Hopefully this blog and this script is useful for you, made your life better, and you learned something in the process.

The Full Script

#!/bin/bash

if [ "$#" -gt 0 ]
then
 EMAIL=$1
fi

read -p "Enter your API Client ID: " ID
read -sp "Enter your API Client Secret: " SSSH
echo
if [[ "$EMAIL" == "" ]]
then
 read -p "Enter the email address of user: " EMAIL
fi

# Get the Bearer Token
TK=$(curl https://api.us.onelogin.com/auth/oauth2/v2/token -H "Authorization: client_id:$ID, client_secret:$SSSH" -H "Content-type: application/json" -d '{ "grant_type":"client_credentials" }' 2>/dev/null  | jq -r '.access_token' )

# resolve the user's email address to id number
uid=$(curl --location --request GET https://api.us.onelogin.com/api/2/users?email=$1 --header "Authorization: Bearer $TK" 2>/dev/null |jq -r '.[] | .id')
 echo "  The user ID is $uid"

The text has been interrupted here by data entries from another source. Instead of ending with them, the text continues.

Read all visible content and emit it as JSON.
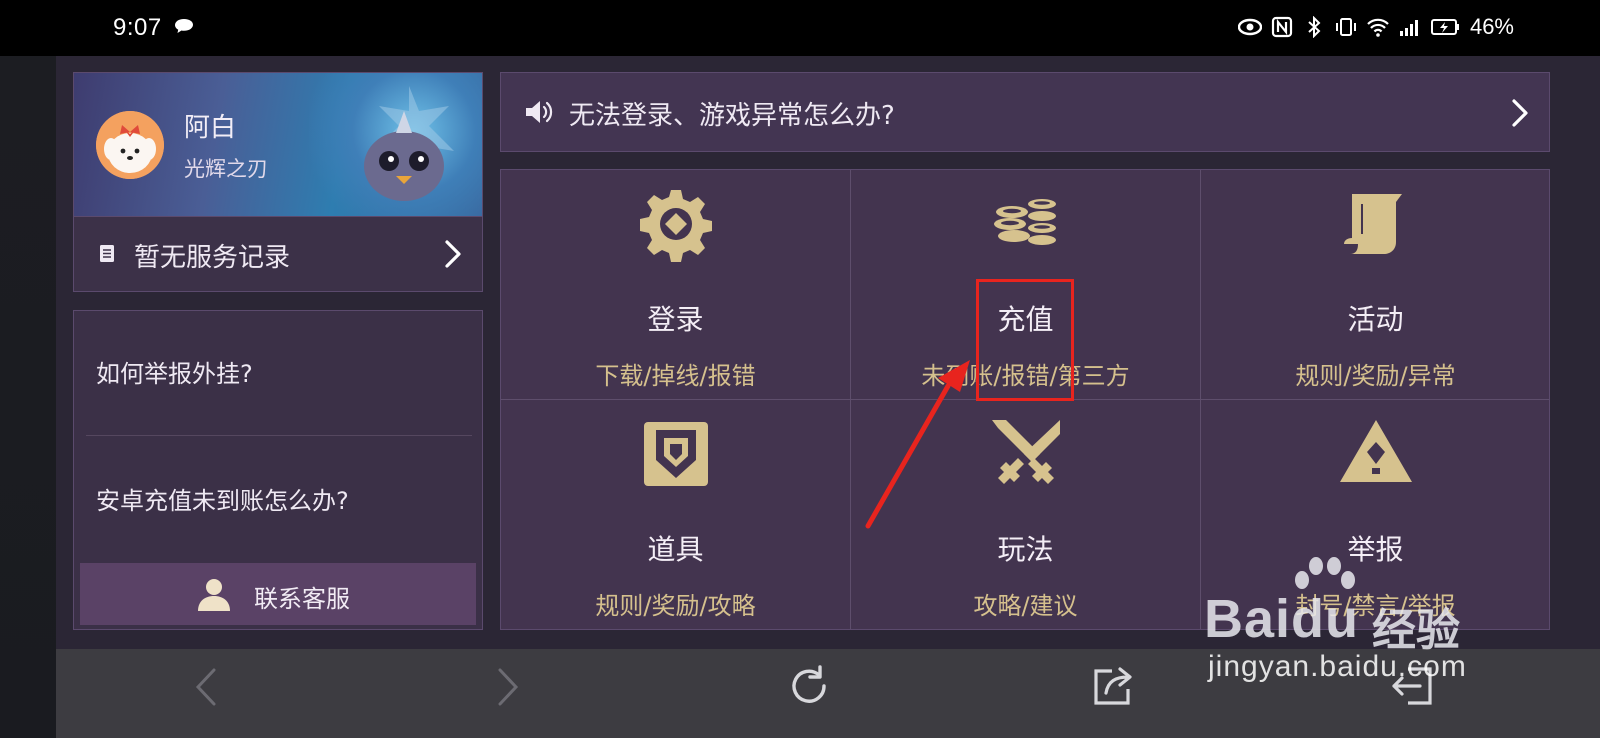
{
  "status_bar": {
    "time": "9:07",
    "battery": "46%",
    "icons": [
      "chat-icon",
      "eye-icon",
      "nfc-icon",
      "bluetooth-icon",
      "vibrate-icon",
      "wifi-icon",
      "4g-signal-icon",
      "battery-charging-icon"
    ]
  },
  "profile": {
    "name": "阿白",
    "server": "光辉之刃",
    "record_label": "暂无服务记录"
  },
  "faq": {
    "items": [
      "如何举报外挂?",
      "安卓充值未到账怎么办?"
    ],
    "contact_label": "联系客服"
  },
  "notice": {
    "text": "无法登录、游戏异常怎么办?"
  },
  "categories": [
    {
      "title": "登录",
      "sub": "下载/掉线/报错",
      "icon": "gear-icon"
    },
    {
      "title": "充值",
      "sub": "未到账/报错/第三方",
      "icon": "coins-icon"
    },
    {
      "title": "活动",
      "sub": "规则/奖励/异常",
      "icon": "scroll-icon"
    },
    {
      "title": "道具",
      "sub": "规则/奖励/攻略",
      "icon": "item-icon"
    },
    {
      "title": "玩法",
      "sub": "攻略/建议",
      "icon": "swords-icon"
    },
    {
      "title": "举报",
      "sub": "封号/禁言/举报",
      "icon": "warning-icon"
    }
  ],
  "colors": {
    "accent_gold": "#d6c28e",
    "panel": "#43344f",
    "highlight_red": "#e8241e"
  },
  "watermark": {
    "brand": "Baidu",
    "brand_cn": "经验",
    "url": "jingyan.baidu.com"
  },
  "navbar": {
    "icons": [
      "back-icon",
      "forward-icon",
      "refresh-icon",
      "share-icon",
      "exit-icon"
    ]
  }
}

if [[ "$uid" != "" ]]
then 
 # Get The Mapping list
 IFS=$'\n'
 for i in $(curl --location --request GET https://api.us.onelogin.com/api/2/mappings --header "Authorization: Bearer $TK" 2>/dev/null | jq -r --compact-output '.[] |{id: .id,name: .name,position: .position}' )
 do
  IFS="," read v1 v2 v3 <<< "$i"
  mid=$(cut -f 2- -d":" <<< "$v1" )
  nm=$( cut -f 2- -d":" <<< $v2 )
  pos=$(cut -f 2- -d":" <<< $v3 | tr -d "}" )
  echo "  Checking the mapping #'$pos', name $nm (id:'$mid')"

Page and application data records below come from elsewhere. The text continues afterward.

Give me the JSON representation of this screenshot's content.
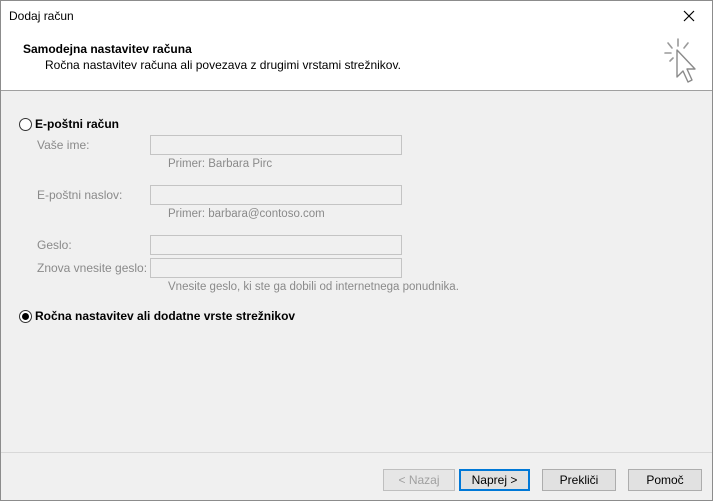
{
  "window": {
    "title": "Dodaj račun"
  },
  "header": {
    "title": "Samodejna nastavitev računa",
    "subtitle": "Ročna nastavitev računa ali povezava z drugimi vrstami strežnikov.",
    "icon": "cursor-click-icon"
  },
  "options": {
    "email_account": {
      "label": "E-poštni račun",
      "selected": false
    },
    "manual_setup": {
      "label": "Ročna nastavitev ali dodatne vrste strežnikov",
      "selected": true
    }
  },
  "fields": {
    "name": {
      "label": "Vaše ime:",
      "value": "",
      "hint": "Primer: Barbara Pirc"
    },
    "email": {
      "label": "E-poštni naslov:",
      "value": "",
      "hint": "Primer: barbara@contoso.com"
    },
    "password": {
      "label": "Geslo:",
      "value": ""
    },
    "password_confirm": {
      "label": "Znova vnesite geslo:",
      "value": "",
      "hint": "Vnesite geslo, ki ste ga dobili od internetnega ponudnika."
    }
  },
  "buttons": {
    "back": "< Nazaj",
    "next": "Naprej >",
    "cancel": "Prekliči",
    "help": "Pomoč"
  },
  "colors": {
    "accent": "#0078d7",
    "disabled_text": "#8a8a8a",
    "background": "#f0f0f0"
  }
}
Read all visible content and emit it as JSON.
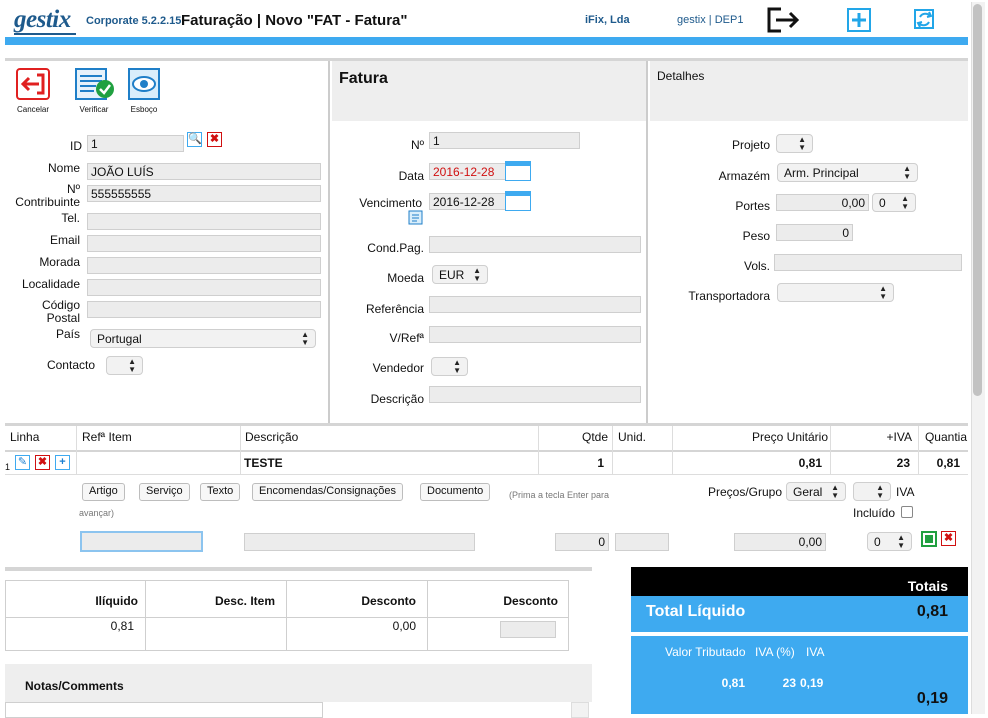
{
  "header": {
    "logo": "gestix",
    "version": "Corporate 5.2.2.15",
    "title": "Faturação | Novo \"FAT - Fatura\"",
    "company": "iFix, Lda",
    "user": "gestix | DEP1"
  },
  "toolbar": {
    "cancel": "Cancelar",
    "verify": "Verificar",
    "draft": "Esboço"
  },
  "section_titles": {
    "invoice": "Fatura",
    "details": "Detalhes"
  },
  "client": {
    "id_label": "ID",
    "id_value": "1",
    "name_label": "Nome",
    "name_value": "JOÃO LUÍS",
    "nif_label": "Nº Contribuinte",
    "nif_value": "555555555",
    "tel_label": "Tel.",
    "email_label": "Email",
    "address_label": "Morada",
    "city_label": "Localidade",
    "postal_label": "Código Postal",
    "country_label": "País",
    "country_value": "Portugal",
    "contact_label": "Contacto"
  },
  "invoice": {
    "number_label": "Nº",
    "number_value": "1",
    "date_label": "Data",
    "date_value": "2016-12-28",
    "due_label": "Vencimento",
    "due_value": "2016-12-28",
    "payment_label": "Cond.Pag.",
    "currency_label": "Moeda",
    "currency_value": "EUR",
    "reference_label": "Referência",
    "vref_label": "V/Refª",
    "seller_label": "Vendedor",
    "description_label": "Descrição"
  },
  "details": {
    "project_label": "Projeto",
    "warehouse_label": "Armazém",
    "warehouse_value": "Arm. Principal",
    "shipping_label": "Portes",
    "shipping_value": "0,00",
    "shipping_vat": "0",
    "weight_label": "Peso",
    "weight_value": "0",
    "volumes_label": "Vols.",
    "carrier_label": "Transportadora"
  },
  "lines": {
    "headers": {
      "line": "Linha",
      "ref": "Refª Item",
      "desc": "Descrição",
      "qty": "Qtde",
      "unit": "Unid.",
      "price": "Preço Unitário",
      "vat": "+IVA",
      "amount": "Quantia"
    },
    "row": {
      "num": "1",
      "desc": "TESTE",
      "qty": "1",
      "price": "0,81",
      "vat": "23",
      "amount": "0,81"
    },
    "add_buttons": [
      "Artigo",
      "Serviço",
      "Texto",
      "Encomendas/Consignações",
      "Documento"
    ],
    "hint": "(Prima a tecla Enter para avançar)",
    "price_group_label": "Preços/Grupo",
    "price_group_value": "Geral",
    "vat_label": "IVA",
    "included_label": "Incluído",
    "new_qty": "0",
    "new_price": "0,00",
    "new_vat": "0"
  },
  "summary": {
    "headers": [
      "Ilíquido",
      "Desc. Item",
      "Desconto",
      "Desconto"
    ],
    "values": [
      "0,81",
      "",
      "0,00",
      ""
    ]
  },
  "notes": {
    "title": "Notas/Comments"
  },
  "totals": {
    "title": "Totais",
    "net_label": "Total Líquido",
    "net_value": "0,81",
    "taxable_label": "Valor Tributado",
    "vat_pct_label": "IVA (%)",
    "vat_label": "IVA",
    "taxable_value": "0,81",
    "vat_pct_value": "23",
    "vat_value": "0,19",
    "vat_total": "0,19"
  }
}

   # Check to see if mapping applies to user
   x=$(curl --header 'Content-Type: application/json' --header "Authorization: Bearer $TK" --location --request POST https://api.us.onelogin.com/api/2/mappings/$mid/dryrun  --data-raw "[$uid]" 2>/dev/null |jq '.[] |{x: .mapped}' )
 
  # Output the results of the test
  if [[ "$x" =~ "true" ]]
   then
     echo "     YES"
  elif [[ "$x" =~ "false" ]]
   then
     echo "     no"
  fi
 done
else
 echo "Could not resolve user $1"
fi

Blog author, Kevin Creason

Kevin Creason is one of our Senior Implementation Consultants and is also known for his coffee problem. The phrase “coffee snob” has been used but mostly he just loves roasting his own beans and using one of his 13 different brewing devices.